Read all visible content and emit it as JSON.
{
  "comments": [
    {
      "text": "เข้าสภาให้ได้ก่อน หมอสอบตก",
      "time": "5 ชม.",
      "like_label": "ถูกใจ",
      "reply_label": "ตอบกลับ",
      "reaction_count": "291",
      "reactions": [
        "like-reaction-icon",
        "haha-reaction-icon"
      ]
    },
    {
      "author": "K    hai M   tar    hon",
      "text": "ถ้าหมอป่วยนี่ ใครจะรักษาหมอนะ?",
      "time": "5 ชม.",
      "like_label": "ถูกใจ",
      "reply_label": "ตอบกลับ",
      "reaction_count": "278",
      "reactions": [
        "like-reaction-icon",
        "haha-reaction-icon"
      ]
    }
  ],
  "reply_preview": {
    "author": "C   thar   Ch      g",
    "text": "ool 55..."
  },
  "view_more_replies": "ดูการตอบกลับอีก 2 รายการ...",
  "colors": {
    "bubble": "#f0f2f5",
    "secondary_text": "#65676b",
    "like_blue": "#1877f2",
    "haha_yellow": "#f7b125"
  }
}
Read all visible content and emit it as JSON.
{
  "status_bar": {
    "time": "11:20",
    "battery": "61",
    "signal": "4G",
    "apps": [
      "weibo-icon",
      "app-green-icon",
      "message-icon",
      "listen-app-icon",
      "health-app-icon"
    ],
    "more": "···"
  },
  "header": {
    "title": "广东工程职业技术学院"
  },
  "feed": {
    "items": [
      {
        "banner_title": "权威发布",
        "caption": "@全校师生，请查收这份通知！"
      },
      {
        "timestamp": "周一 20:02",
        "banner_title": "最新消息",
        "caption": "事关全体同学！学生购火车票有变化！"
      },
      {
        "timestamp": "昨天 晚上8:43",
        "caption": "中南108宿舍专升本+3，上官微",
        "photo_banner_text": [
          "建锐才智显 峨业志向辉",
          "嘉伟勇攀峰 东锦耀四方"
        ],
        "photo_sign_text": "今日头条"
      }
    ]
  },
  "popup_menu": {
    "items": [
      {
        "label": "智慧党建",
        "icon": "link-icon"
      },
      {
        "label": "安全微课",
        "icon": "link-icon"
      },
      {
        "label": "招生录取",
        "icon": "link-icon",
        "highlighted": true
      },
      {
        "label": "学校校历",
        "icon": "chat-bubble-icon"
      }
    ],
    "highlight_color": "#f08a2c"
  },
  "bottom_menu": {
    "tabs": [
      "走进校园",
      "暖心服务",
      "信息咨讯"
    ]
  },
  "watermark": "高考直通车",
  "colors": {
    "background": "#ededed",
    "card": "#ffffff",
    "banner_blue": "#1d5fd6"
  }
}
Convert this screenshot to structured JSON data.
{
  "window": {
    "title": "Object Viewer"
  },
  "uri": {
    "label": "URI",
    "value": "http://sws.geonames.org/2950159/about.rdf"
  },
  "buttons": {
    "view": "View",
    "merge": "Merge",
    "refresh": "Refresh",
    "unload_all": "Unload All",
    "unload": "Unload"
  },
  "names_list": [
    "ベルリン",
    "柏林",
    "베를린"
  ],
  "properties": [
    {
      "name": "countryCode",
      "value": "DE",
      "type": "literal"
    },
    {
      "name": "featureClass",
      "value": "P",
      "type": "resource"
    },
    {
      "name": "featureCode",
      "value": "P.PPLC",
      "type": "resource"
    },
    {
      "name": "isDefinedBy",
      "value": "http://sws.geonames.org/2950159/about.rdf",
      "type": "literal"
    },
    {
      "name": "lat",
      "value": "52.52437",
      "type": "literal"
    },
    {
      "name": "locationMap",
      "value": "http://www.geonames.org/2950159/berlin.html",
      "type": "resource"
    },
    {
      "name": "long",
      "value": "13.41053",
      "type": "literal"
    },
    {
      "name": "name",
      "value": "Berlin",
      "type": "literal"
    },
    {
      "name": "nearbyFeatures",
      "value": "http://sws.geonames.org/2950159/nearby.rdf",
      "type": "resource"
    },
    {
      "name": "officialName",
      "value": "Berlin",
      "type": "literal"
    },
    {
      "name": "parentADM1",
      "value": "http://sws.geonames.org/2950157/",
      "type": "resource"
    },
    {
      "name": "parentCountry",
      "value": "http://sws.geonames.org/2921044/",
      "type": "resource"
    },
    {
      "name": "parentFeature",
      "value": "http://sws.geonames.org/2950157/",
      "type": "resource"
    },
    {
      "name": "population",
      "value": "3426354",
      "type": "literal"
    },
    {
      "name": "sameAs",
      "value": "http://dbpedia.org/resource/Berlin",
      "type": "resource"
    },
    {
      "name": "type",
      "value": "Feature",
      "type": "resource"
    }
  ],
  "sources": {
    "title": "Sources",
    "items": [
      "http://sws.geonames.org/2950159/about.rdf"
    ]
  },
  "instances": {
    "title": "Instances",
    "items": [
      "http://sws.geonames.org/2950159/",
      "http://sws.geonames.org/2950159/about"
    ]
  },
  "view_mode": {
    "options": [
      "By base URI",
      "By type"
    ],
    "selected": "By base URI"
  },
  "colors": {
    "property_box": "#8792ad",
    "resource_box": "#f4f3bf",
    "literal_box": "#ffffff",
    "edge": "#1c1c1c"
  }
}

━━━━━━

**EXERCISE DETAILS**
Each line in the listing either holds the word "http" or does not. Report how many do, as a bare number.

**ANSWER TO THIS PROBLEM**
11